**PROBLEM DESCRIPTION:**
Below is a set of records; print all of them exactly as written.

------ DATA PROVIDED ------

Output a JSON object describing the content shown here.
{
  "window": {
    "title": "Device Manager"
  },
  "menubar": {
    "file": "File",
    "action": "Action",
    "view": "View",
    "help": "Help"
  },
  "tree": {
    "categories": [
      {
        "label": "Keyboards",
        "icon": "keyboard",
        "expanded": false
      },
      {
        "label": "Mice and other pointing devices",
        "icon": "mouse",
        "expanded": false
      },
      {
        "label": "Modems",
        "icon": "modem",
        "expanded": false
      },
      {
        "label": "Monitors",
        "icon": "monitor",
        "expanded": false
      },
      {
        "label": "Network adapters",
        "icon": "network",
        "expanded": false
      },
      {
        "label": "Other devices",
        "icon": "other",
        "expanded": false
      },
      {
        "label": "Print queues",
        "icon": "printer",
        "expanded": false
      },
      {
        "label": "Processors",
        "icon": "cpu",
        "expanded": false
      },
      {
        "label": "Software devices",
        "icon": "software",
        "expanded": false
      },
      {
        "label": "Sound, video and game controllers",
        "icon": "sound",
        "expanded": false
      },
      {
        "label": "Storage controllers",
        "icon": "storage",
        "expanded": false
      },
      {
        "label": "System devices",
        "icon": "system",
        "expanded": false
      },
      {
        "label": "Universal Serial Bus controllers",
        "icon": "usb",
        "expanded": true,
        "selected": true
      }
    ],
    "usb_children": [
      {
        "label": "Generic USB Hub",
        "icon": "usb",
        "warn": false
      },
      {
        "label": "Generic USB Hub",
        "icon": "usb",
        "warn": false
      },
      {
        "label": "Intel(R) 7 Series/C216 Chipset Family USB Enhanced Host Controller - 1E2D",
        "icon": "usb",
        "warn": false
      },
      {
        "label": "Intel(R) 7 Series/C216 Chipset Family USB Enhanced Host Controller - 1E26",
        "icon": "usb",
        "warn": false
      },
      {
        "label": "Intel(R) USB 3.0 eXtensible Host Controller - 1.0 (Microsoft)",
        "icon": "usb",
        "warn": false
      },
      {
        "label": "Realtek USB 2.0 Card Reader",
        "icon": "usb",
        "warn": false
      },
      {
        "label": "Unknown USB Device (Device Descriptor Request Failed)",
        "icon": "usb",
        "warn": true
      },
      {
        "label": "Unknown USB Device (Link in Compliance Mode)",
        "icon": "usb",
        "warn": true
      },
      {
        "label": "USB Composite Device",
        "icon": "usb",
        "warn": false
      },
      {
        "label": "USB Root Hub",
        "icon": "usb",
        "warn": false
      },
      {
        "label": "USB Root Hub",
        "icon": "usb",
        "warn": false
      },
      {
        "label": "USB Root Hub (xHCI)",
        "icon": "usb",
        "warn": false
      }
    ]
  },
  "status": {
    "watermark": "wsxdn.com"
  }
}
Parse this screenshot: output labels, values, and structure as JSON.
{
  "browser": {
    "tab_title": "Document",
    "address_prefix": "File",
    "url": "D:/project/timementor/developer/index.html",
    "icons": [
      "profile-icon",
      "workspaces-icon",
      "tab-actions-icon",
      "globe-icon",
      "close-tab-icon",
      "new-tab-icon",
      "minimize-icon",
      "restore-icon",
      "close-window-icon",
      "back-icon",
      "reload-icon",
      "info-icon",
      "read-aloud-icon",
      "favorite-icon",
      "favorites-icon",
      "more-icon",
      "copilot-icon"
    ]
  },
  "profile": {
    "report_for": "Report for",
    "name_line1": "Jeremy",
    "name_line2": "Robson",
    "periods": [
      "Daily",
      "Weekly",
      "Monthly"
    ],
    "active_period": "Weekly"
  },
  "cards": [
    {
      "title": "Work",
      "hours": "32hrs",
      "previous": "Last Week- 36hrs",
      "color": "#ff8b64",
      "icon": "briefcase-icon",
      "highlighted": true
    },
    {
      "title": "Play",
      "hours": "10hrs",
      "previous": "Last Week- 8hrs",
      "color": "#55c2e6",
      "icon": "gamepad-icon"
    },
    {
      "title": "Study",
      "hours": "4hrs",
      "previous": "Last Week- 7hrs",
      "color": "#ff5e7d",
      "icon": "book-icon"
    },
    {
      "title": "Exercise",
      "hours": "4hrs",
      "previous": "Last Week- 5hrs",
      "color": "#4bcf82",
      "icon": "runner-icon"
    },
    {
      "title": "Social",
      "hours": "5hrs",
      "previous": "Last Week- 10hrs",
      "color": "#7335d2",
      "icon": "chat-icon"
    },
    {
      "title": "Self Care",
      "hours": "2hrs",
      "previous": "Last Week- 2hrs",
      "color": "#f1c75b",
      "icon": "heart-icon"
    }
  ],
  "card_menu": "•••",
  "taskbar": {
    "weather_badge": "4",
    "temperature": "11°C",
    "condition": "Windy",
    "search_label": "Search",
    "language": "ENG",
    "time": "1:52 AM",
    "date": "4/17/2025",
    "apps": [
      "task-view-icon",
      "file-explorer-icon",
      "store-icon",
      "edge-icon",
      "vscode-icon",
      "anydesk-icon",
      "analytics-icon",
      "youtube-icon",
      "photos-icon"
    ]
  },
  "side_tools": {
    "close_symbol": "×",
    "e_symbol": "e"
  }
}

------

**SOLUTION BELOW:**
Output a JSON object describing the content shown here.
{
  "window": {
    "title": "Device Manager"
  },
  "menubar": {
    "file": "File",
    "action": "Action",
    "view": "View",
    "help": "Help"
  },
  "tree": {
    "categories": [
      {
        "label": "Keyboards",
        "icon": "keyboard",
        "expanded": false
      },
      {
        "label": "Mice and other pointing devices",
        "icon": "mouse",
        "expanded": false
      },
      {
        "label": "Modems",
        "icon": "modem",
        "expanded": false
      },
      {
        "label": "Monitors",
        "icon": "monitor",
        "expanded": false
      },
      {
        "label": "Network adapters",
        "icon": "network",
        "expanded": false
      },
      {
        "label": "Other devices",
        "icon": "other",
        "expanded": false
      },
      {
        "label": "Print queues",
        "icon": "printer",
        "expanded": false
      },
      {
        "label": "Processors",
        "icon": "cpu",
        "expanded": false
      },
      {
        "label": "Software devices",
        "icon": "software",
        "expanded": false
      },
      {
        "label": "Sound, video and game controllers",
        "icon": "sound",
        "expanded": false
      },
      {
        "label": "Storage controllers",
        "icon": "storage",
        "expanded": false
      },
      {
        "label": "System devices",
        "icon": "system",
        "expanded": false
      },
      {
        "label": "Universal Serial Bus controllers",
        "icon": "usb",
        "expanded": true,
        "selected": true
      }
    ],
    "usb_children": [
      {
        "label": "Generic USB Hub",
        "icon": "usb",
        "warn": false
      },
      {
        "label": "Generic USB Hub",
        "icon": "usb",
        "warn": false
      },
      {
        "label": "Intel(R) 7 Series/C216 Chipset Family USB Enhanced Host Controller - 1E2D",
        "icon": "usb",
        "warn": false
      },
      {
        "label": "Intel(R) 7 Series/C216 Chipset Family USB Enhanced Host Controller - 1E26",
        "icon": "usb",
        "warn": false
      },
      {
        "label": "Intel(R) USB 3.0 eXtensible Host Controller - 1.0 (Microsoft)",
        "icon": "usb",
        "warn": false
      },
      {
        "label": "Realtek USB 2.0 Card Reader",
        "icon": "usb",
        "warn": false
      },
      {
        "label": "Unknown USB Device (Device Descriptor Request Failed)",
        "icon": "usb",
        "warn": true
      },
      {
        "label": "Unknown USB Device (Link in Compliance Mode)",
        "icon": "usb",
        "warn": true
      },
      {
        "label": "USB Composite Device",
        "icon": "usb",
        "warn": false
      },
      {
        "label": "USB Root Hub",
        "icon": "usb",
        "warn": false
      },
      {
        "label": "USB Root Hub",
        "icon": "usb",
        "warn": false
      },
      {
        "label": "USB Root Hub (xHCI)",
        "icon": "usb",
        "warn": false
      }
    ]
  },
  "status": {
    "watermark": "wsxdn.com"
  }
}
Parse this screenshot: output labels, values, and structure as JSON.
{
  "browser": {
    "tab_title": "Document",
    "address_prefix": "File",
    "url": "D:/project/timementor/developer/index.html",
    "icons": [
      "profile-icon",
      "workspaces-icon",
      "tab-actions-icon",
      "globe-icon",
      "close-tab-icon",
      "new-tab-icon",
      "minimize-icon",
      "restore-icon",
      "close-window-icon",
      "back-icon",
      "reload-icon",
      "info-icon",
      "read-aloud-icon",
      "favorite-icon",
      "favorites-icon",
      "more-icon",
      "copilot-icon"
    ]
  },
  "profile": {
    "report_for": "Report for",
    "name_line1": "Jeremy",
    "name_line2": "Robson",
    "periods": [
      "Daily",
      "Weekly",
      "Monthly"
    ],
    "active_period": "Weekly"
  },
  "cards": [
    {
      "title": "Work",
      "hours": "32hrs",
      "previous": "Last Week- 36hrs",
      "color": "#ff8b64",
      "icon": "briefcase-icon",
      "highlighted": true
    },
    {
      "title": "Play",
      "hours": "10hrs",
      "previous": "Last Week- 8hrs",
      "color": "#55c2e6",
      "icon": "gamepad-icon"
    },
    {
      "title": "Study",
      "hours": "4hrs",
      "previous": "Last Week- 7hrs",
      "color": "#ff5e7d",
      "icon": "book-icon"
    },
    {
      "title": "Exercise",
      "hours": "4hrs",
      "previous": "Last Week- 5hrs",
      "color": "#4bcf82",
      "icon": "runner-icon"
    },
    {
      "title": "Social",
      "hours": "5hrs",
      "previous": "Last Week- 10hrs",
      "color": "#7335d2",
      "icon": "chat-icon"
    },
    {
      "title": "Self Care",
      "hours": "2hrs",
      "previous": "Last Week- 2hrs",
      "color": "#f1c75b",
      "icon": "heart-icon"
    }
  ],
  "card_menu": "•••",
  "taskbar": {
    "weather_badge": "4",
    "temperature": "11°C",
    "condition": "Windy",
    "search_label": "Search",
    "language": "ENG",
    "time": "1:52 AM",
    "date": "4/17/2025",
    "apps": [
      "task-view-icon",
      "file-explorer-icon",
      "store-icon",
      "edge-icon",
      "vscode-icon",
      "anydesk-icon",
      "analytics-icon",
      "youtube-icon",
      "photos-icon"
    ]
  },
  "side_tools": {
    "close_symbol": "×",
    "e_symbol": "e"
  }
}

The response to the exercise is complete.